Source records
□ □ □

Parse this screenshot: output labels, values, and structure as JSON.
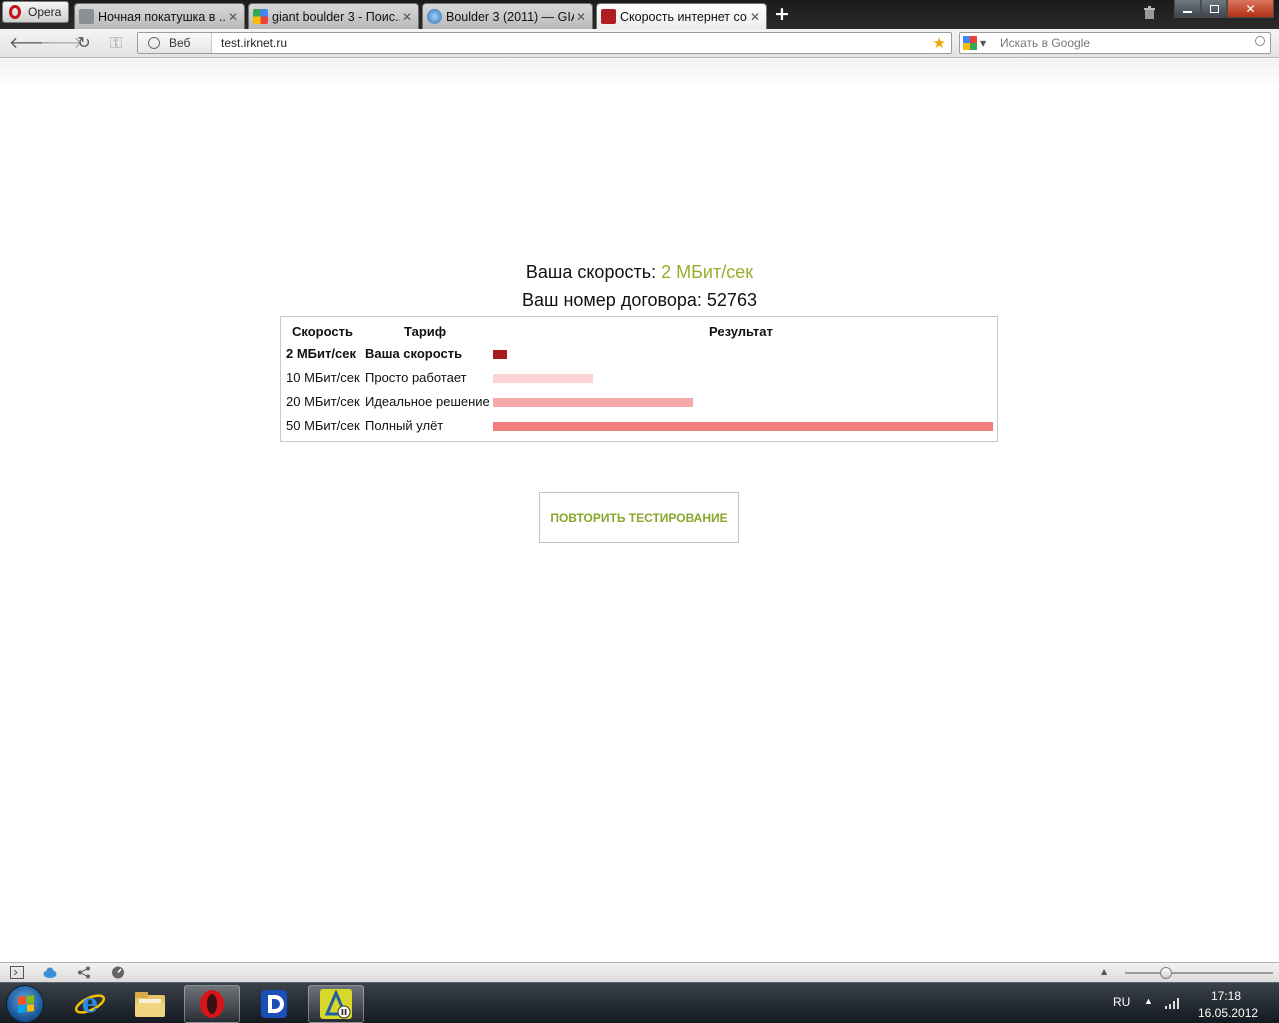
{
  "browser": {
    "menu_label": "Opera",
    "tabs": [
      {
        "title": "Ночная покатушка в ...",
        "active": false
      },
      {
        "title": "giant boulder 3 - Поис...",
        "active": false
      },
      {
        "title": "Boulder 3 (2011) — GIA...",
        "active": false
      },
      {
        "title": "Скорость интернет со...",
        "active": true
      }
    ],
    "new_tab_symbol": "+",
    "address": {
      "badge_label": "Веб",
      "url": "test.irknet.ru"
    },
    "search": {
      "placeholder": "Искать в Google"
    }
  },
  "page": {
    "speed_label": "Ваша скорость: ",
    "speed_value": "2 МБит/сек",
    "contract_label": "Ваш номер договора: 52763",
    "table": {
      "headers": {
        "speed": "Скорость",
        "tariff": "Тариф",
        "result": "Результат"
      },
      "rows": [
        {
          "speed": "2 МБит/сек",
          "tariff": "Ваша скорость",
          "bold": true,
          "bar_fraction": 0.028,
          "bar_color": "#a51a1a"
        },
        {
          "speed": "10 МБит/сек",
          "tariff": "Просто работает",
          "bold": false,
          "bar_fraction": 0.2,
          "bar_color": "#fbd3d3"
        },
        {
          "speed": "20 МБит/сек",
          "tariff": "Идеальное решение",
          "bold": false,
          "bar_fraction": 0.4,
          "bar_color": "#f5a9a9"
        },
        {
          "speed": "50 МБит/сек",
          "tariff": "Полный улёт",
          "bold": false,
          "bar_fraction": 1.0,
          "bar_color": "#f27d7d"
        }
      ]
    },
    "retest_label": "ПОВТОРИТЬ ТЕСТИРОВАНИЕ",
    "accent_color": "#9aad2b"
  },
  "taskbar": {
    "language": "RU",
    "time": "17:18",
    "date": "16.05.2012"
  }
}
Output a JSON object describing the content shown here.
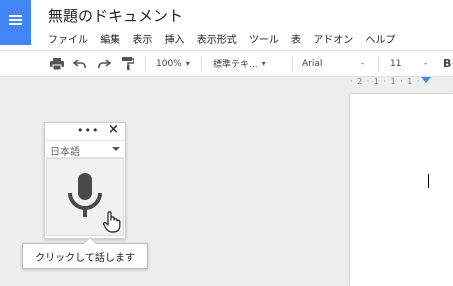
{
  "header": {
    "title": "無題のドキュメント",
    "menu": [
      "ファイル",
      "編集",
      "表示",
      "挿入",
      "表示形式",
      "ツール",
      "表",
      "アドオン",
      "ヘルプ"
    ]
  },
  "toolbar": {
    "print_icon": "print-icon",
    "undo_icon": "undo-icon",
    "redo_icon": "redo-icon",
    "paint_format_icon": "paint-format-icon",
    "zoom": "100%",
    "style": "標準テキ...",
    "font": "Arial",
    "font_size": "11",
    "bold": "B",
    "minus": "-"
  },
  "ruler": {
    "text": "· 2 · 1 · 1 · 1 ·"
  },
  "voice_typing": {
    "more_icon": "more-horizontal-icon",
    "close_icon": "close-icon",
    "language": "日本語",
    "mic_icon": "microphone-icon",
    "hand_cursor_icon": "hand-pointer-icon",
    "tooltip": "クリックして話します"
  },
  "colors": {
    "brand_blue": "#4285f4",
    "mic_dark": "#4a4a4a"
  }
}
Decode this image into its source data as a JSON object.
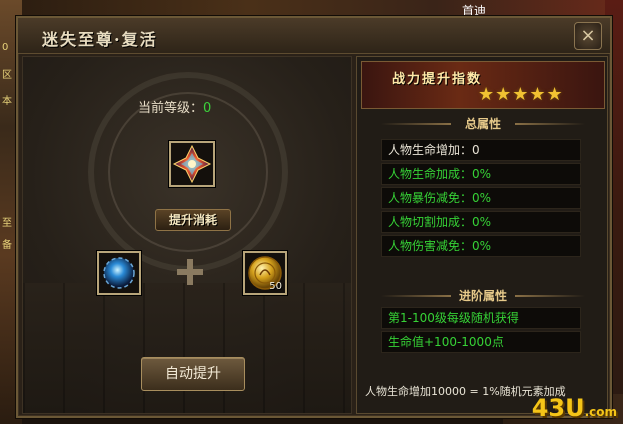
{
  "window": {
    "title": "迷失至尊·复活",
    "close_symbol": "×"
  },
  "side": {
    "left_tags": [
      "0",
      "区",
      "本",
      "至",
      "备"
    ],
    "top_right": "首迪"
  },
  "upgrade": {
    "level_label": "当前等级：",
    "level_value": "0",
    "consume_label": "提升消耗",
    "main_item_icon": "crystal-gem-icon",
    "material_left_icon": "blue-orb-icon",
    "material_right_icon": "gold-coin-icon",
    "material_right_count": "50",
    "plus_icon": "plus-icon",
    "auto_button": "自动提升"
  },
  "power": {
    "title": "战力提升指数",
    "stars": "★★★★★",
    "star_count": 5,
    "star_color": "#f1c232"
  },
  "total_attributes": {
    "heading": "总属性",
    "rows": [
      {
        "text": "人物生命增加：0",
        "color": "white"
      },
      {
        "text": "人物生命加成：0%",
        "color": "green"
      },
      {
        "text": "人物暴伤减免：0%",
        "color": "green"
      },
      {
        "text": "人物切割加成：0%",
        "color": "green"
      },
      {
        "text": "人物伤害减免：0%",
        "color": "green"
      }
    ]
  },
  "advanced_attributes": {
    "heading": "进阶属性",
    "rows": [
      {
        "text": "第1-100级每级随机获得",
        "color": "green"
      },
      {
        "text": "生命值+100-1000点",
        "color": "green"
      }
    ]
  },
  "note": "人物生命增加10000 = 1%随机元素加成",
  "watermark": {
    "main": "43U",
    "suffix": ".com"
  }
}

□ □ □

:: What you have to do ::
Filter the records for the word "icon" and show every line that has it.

:: Your response ::
    "print_icon": "print-icon",
    "undo_icon": "undo-icon",
    "redo_icon": "redo-icon",
    "paint_format_icon": "paint-format-icon",
    "more_icon": "more-horizontal-icon",
    "close_icon": "close-icon",
    "mic_icon": "microphone-icon",
    "hand_cursor_icon": "hand-pointer-icon",
    "main_item_icon": "crystal-gem-icon",
    "material_left_icon": "blue-orb-icon",
    "material_right_icon": "gold-coin-icon",
    "plus_icon": "plus-icon",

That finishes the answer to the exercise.